[SOURCE RECORDS]:
[Start of Attachment]

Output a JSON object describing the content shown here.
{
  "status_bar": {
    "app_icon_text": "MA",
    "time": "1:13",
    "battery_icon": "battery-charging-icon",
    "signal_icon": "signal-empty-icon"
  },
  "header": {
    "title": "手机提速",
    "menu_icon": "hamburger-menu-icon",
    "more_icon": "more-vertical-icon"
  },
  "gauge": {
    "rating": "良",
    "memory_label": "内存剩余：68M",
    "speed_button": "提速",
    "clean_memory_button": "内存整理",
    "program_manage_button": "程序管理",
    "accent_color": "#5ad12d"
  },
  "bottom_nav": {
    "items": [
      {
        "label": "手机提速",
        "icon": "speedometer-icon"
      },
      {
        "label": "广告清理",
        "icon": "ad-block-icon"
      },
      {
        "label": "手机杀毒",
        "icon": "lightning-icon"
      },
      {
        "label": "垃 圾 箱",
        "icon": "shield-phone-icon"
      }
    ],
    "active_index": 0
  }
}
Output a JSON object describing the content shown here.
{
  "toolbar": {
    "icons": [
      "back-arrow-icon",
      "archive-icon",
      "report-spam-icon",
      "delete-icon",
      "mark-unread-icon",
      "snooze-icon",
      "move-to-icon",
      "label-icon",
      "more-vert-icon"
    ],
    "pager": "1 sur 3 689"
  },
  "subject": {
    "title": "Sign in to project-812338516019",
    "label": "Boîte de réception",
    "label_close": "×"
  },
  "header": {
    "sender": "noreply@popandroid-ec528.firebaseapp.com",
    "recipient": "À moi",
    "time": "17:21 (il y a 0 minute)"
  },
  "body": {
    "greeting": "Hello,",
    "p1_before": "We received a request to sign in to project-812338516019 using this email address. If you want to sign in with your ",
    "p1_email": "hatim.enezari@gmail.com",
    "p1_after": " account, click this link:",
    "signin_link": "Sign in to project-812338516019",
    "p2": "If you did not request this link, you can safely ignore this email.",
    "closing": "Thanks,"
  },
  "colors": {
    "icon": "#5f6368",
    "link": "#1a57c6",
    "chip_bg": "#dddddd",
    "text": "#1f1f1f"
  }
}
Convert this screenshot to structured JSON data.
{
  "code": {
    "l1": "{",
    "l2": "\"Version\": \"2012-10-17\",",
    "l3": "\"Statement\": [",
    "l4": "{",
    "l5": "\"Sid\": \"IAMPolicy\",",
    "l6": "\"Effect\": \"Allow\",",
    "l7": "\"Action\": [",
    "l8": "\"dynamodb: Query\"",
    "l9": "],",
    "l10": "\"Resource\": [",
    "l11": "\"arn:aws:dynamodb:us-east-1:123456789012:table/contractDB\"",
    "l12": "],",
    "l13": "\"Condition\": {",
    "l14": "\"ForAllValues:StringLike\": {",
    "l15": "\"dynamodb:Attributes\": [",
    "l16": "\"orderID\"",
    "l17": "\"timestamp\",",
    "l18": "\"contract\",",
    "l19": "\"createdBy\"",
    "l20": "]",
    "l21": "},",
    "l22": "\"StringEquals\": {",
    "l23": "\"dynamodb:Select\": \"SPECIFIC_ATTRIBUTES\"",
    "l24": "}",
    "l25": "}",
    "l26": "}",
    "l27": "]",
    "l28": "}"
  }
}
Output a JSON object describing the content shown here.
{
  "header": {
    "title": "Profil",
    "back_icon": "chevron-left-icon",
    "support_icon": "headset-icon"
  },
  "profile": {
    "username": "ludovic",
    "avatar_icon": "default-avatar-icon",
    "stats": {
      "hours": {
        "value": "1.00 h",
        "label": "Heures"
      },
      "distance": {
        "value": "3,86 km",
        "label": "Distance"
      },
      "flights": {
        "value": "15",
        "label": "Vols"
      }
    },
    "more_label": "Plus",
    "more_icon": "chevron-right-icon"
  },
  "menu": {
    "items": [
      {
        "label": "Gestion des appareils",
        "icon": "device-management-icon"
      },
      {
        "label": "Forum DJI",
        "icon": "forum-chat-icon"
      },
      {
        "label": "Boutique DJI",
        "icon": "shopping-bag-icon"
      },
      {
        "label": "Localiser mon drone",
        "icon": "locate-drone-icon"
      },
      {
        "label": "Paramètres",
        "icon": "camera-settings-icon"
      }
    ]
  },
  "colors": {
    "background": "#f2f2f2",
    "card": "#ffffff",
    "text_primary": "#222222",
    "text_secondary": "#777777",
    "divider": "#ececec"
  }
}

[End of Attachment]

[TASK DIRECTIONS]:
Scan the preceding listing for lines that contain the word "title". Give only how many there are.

[ANSWER TO THE PROBLEM]:
3